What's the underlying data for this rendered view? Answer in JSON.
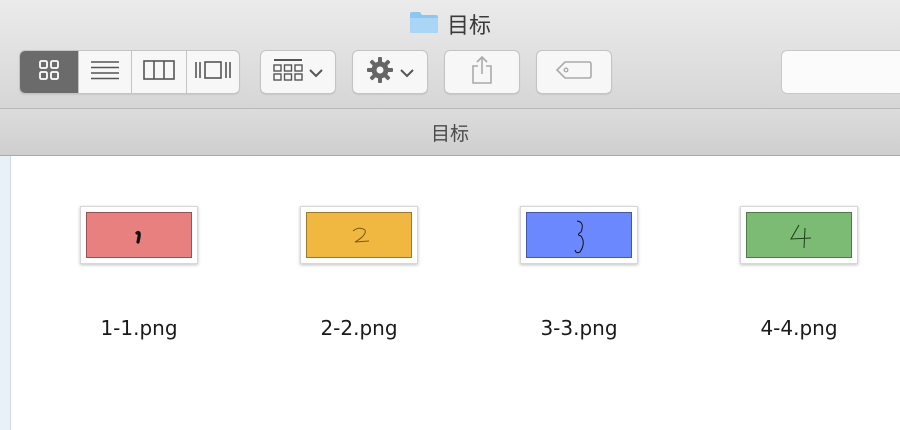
{
  "window": {
    "title": "目标",
    "folder_icon": "folder-icon"
  },
  "toolbar": {
    "view_modes": [
      {
        "name": "icon-view",
        "icon": "grid-icon",
        "active": true
      },
      {
        "name": "list-view",
        "icon": "list-icon",
        "active": false
      },
      {
        "name": "column-view",
        "icon": "columns-icon",
        "active": false
      },
      {
        "name": "gallery-view",
        "icon": "cover-flow-icon",
        "active": false
      }
    ],
    "arrange_icon": "arrange-icon",
    "action_icon": "gear-icon",
    "share_icon": "share-icon",
    "tags_icon": "tag-icon",
    "search": {
      "value": "",
      "placeholder": ""
    }
  },
  "pathbar": {
    "title": "目标"
  },
  "files": [
    {
      "name": "1-1.png",
      "thumb_color": "#e88080",
      "glyph": "1"
    },
    {
      "name": "2-2.png",
      "thumb_color": "#f0b840",
      "glyph": "2"
    },
    {
      "name": "3-3.png",
      "thumb_color": "#6b88ff",
      "glyph": "3"
    },
    {
      "name": "4-4.png",
      "thumb_color": "#7cbb74",
      "glyph": "4"
    }
  ]
}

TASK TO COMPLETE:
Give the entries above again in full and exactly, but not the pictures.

ANSWER FOR THE TASK:
What's the underlying data for this rendered view? Answer in JSON.
{
  "window": {
    "title": "目标",
    "folder_icon": "folder-icon"
  },
  "toolbar": {
    "view_modes": [
      {
        "name": "icon-view",
        "icon": "grid-icon",
        "active": true
      },
      {
        "name": "list-view",
        "icon": "list-icon",
        "active": false
      },
      {
        "name": "column-view",
        "icon": "columns-icon",
        "active": false
      },
      {
        "name": "gallery-view",
        "icon": "cover-flow-icon",
        "active": false
      }
    ],
    "arrange_icon": "arrange-icon",
    "action_icon": "gear-icon",
    "share_icon": "share-icon",
    "tags_icon": "tag-icon",
    "search": {
      "value": "",
      "placeholder": ""
    }
  },
  "pathbar": {
    "title": "目标"
  },
  "files": [
    {
      "name": "1-1.png",
      "thumb_color": "#e88080",
      "glyph": "1"
    },
    {
      "name": "2-2.png",
      "thumb_color": "#f0b840",
      "glyph": "2"
    },
    {
      "name": "3-3.png",
      "thumb_color": "#6b88ff",
      "glyph": "3"
    },
    {
      "name": "4-4.png",
      "thumb_color": "#7cbb74",
      "glyph": "4"
    }
  ]
}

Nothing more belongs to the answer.